When it comes to identifying sources, particularly if you’re allowed to use online sources, you may put off the task, reasoning that since the internet operates instantly, you can find sources whenever you want. But if you go into any depth at all in your research, you’ll have a hard time remembering the name of the website that had a particular snippet you were interested in. The solution is to devote 15 to 30 minutes to gathering your online sources. Create one or more bookmark folders and give your bookmarked pages titles that are meaningful to you (e.g., “NASA articl
e about mapping phytoplankton”) to jog your memory next time you work on your paper. If you’re required to use a certain number of non-internet sources, there’s nothing for it but to block out some time to spend at the library. Tell yourself you’ll spend, say, an hour doing this important job, set a timer on your cell phone, and get to work. Promise yourself a cup of coffee or a soda when you’re done. When it’s time to write that first draft, give yourself “permission” to write the world’s worst research paper, if that’s what it takes to get you to put it down in words. This doesn’t have to be the “first draft” that you turn in to your instructor. You can always go back and fix it up a bit to get the worst parts of it to read better. Once you get your first draft back, hopefully with your teacher’s comments, take 15 or 30 minutes to sit down and really read those comments and try to understand what he or she is getting at. If you really can’t make heads or tails of the comments you got, ask. “How do you mean that this section is repetitive? Is it because it’s worded similarly to the previous section, or do you think I’m repeating information unnecessarily?”

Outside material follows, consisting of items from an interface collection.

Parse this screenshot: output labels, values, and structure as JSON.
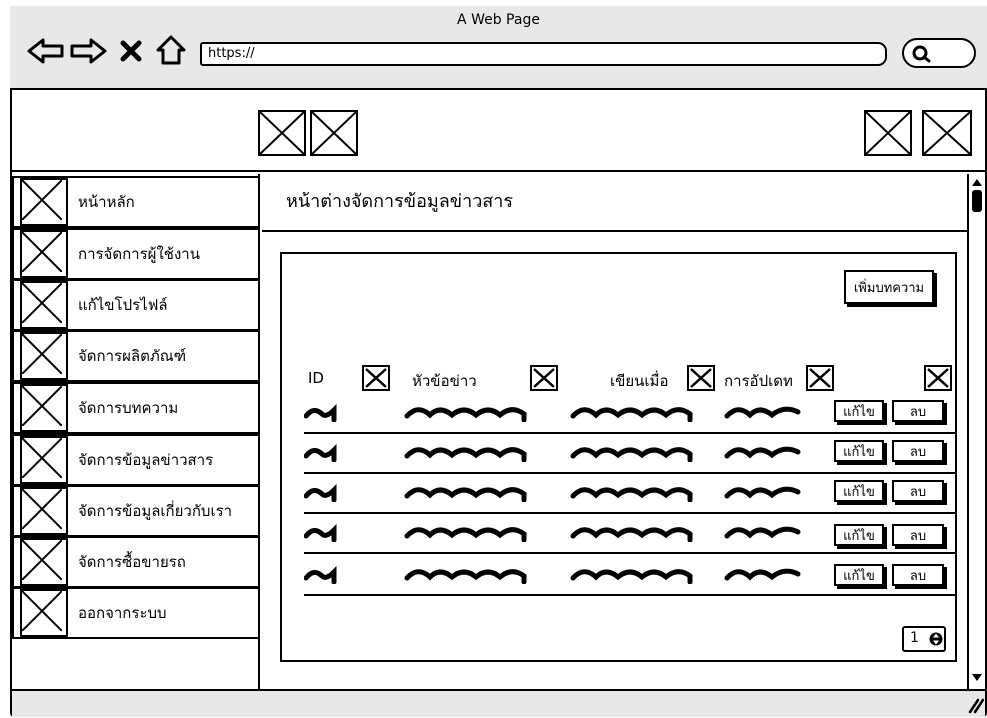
{
  "window": {
    "title": "A Web Page",
    "url": "https://"
  },
  "sidebar": {
    "items": [
      {
        "label": "หน้าหลัก"
      },
      {
        "label": "การจัดการผู้ใช้งาน"
      },
      {
        "label": "แก้ไขโปรไฟล์"
      },
      {
        "label": "จัดการผลิตภัณฑ์"
      },
      {
        "label": "จัดการบทความ"
      },
      {
        "label": "จัดการข้อมูลข่าวสาร"
      },
      {
        "label": "จัดการข้อมูลเกี่ยวกับเรา"
      },
      {
        "label": "จัดการซื้อขายรถ"
      },
      {
        "label": "ออกจากระบบ"
      }
    ]
  },
  "main": {
    "title": "หน้าต่างจัดการข้อมูลข่าวสาร",
    "add_button": "เพิ่มบทความ",
    "columns": [
      "ID",
      "หัวข้อข่าว",
      "เขียนเมื่อ",
      "การอัปเดท"
    ],
    "rows": [
      {
        "edit": "แก้ไข",
        "delete": "ลบ"
      },
      {
        "edit": "แก้ไข",
        "delete": "ลบ"
      },
      {
        "edit": "แก้ไข",
        "delete": "ลบ"
      },
      {
        "edit": "แก้ไข",
        "delete": "ลบ"
      },
      {
        "edit": "แก้ไข",
        "delete": "ลบ"
      }
    ],
    "pager_value": "1"
  }
}
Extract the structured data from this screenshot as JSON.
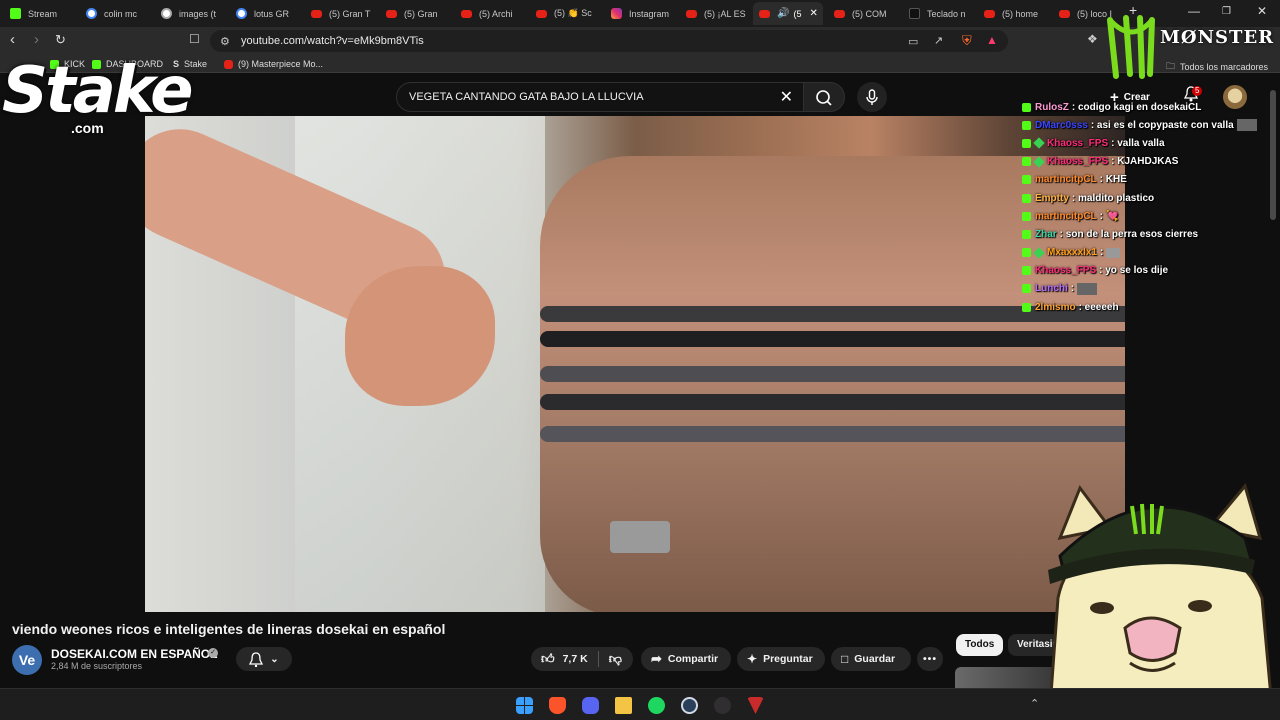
{
  "browser": {
    "tabs": [
      {
        "label": "Stream",
        "icon": "kick-icon"
      },
      {
        "label": "colin mc",
        "icon": "google-icon"
      },
      {
        "label": "images (t",
        "icon": "globe-icon"
      },
      {
        "label": "lotus GR",
        "icon": "google-icon"
      },
      {
        "label": "(5) Gran T",
        "icon": "youtube-icon"
      },
      {
        "label": "(5) Gran",
        "icon": "youtube-icon"
      },
      {
        "label": "(5) Archi",
        "icon": "youtube-icon"
      },
      {
        "label": "(5) 👏 Sc",
        "icon": "youtube-icon"
      },
      {
        "label": "Instagram",
        "icon": "instagram-icon"
      },
      {
        "label": "(5) ¡AL ES",
        "icon": "youtube-icon"
      },
      {
        "label": "(5",
        "icon": "youtube-icon",
        "active": true
      },
      {
        "label": "(5) COM",
        "icon": "youtube-icon"
      },
      {
        "label": "Teclado n",
        "icon": "tekno-icon"
      },
      {
        "label": "(5) home",
        "icon": "youtube-icon"
      },
      {
        "label": "(5) loco I",
        "icon": "youtube-icon"
      }
    ],
    "new_tab": "+",
    "window_controls": {
      "minimize": "—",
      "maximize": "❐",
      "close": "✕"
    },
    "url": "youtube.com/watch?v=eMk9bm8VTis",
    "bookmarks": [
      {
        "label": "KICK",
        "icon": "kick-icon"
      },
      {
        "label": "DASHBOARD",
        "icon": "kick-icon"
      },
      {
        "label": "Stake",
        "icon": "stake-icon"
      },
      {
        "label": "(9) Masterpiece Mo...",
        "icon": "youtube-icon"
      }
    ],
    "all_bookmarks": "Todos los marcadores"
  },
  "overlays": {
    "stake_logo": "Stake",
    "stake_domain": ".com",
    "monster_brand": "MØNSTER"
  },
  "youtube": {
    "search_query": "VEGETA CANTANDO GATA BAJO LA LLUCVIA",
    "create_label": "Crear",
    "notifications_count": "5",
    "video_title": "viendo weones ricos e inteligentes de lineras dosekai en español",
    "channel": {
      "avatar_text": "Ve",
      "name": "DOSEKAI.COM  EN ESPAÑOL",
      "verified": "✓",
      "subscribers": "2,84 M de suscriptores"
    },
    "actions": {
      "likes": "7,7 K",
      "share": "Compartir",
      "ask": "Preguntar",
      "save": "Guardar"
    },
    "chips": [
      "Todos",
      "Veritasium"
    ]
  },
  "chat": [
    {
      "user": "RulosZ",
      "color": "#ff9ad5",
      "msg": ": codigo kagi en dosekaiCL",
      "gem": false
    },
    {
      "user": "DMarc0sss",
      "color": "#3a46ff",
      "msg": ": asi es el copypaste con valla",
      "gem": false,
      "thumb": true
    },
    {
      "user": "Khaoss_FPS",
      "color": "#ff2c7a",
      "msg": ": valla valla",
      "gem": true
    },
    {
      "user": "Khaoss_FPS",
      "color": "#ff2c7a",
      "msg": ": KJAHDJKAS",
      "gem": true
    },
    {
      "user": "martincitpCL",
      "color": "#ff8a2a",
      "msg": ": KHE",
      "gem": false
    },
    {
      "user": "Emptty",
      "color": "#ffb347",
      "msg": ": maldito plastico",
      "gem": false
    },
    {
      "user": "martincitpCL",
      "color": "#ff8a2a",
      "msg": ":",
      "gem": false,
      "emote": "💘"
    },
    {
      "user": "Zhar",
      "color": "#3dd5a8",
      "msg": ": son de la perra esos cierres",
      "gem": false
    },
    {
      "user": "Mxaxxxlx1",
      "color": "#ff9f1a",
      "msg": ":",
      "gem": true,
      "thumb2": true
    },
    {
      "user": "Khaoss_FPS",
      "color": "#ff2c7a",
      "msg": ": yo se los dije",
      "gem": false
    },
    {
      "user": "Lunchi",
      "color": "#b26bff",
      "msg": ":",
      "gem": false,
      "thumb": true
    },
    {
      "user": "2lmismo",
      "color": "#ffa436",
      "msg": ": eeeeeh",
      "gem": false
    }
  ],
  "colors": {
    "kick_green": "#53fc18",
    "youtube_red": "#ff0000",
    "bg": "#0f0f0f",
    "pill": "#272727"
  },
  "taskbar": {
    "icons": [
      "windows-start-icon",
      "brave-icon",
      "discord-icon",
      "file-explorer-icon",
      "spotify-icon",
      "steam-icon",
      "obs-icon",
      "tekno-icon"
    ]
  }
}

Take these comments seriously when you revise your draft and create your final paper. If you do this, and receive a grade you believe is unfair, you have your instructor’s previous comments that you can point to when making your case that you’ve done the required changes. You know what to do: it’s a matter of making the commitment to do it.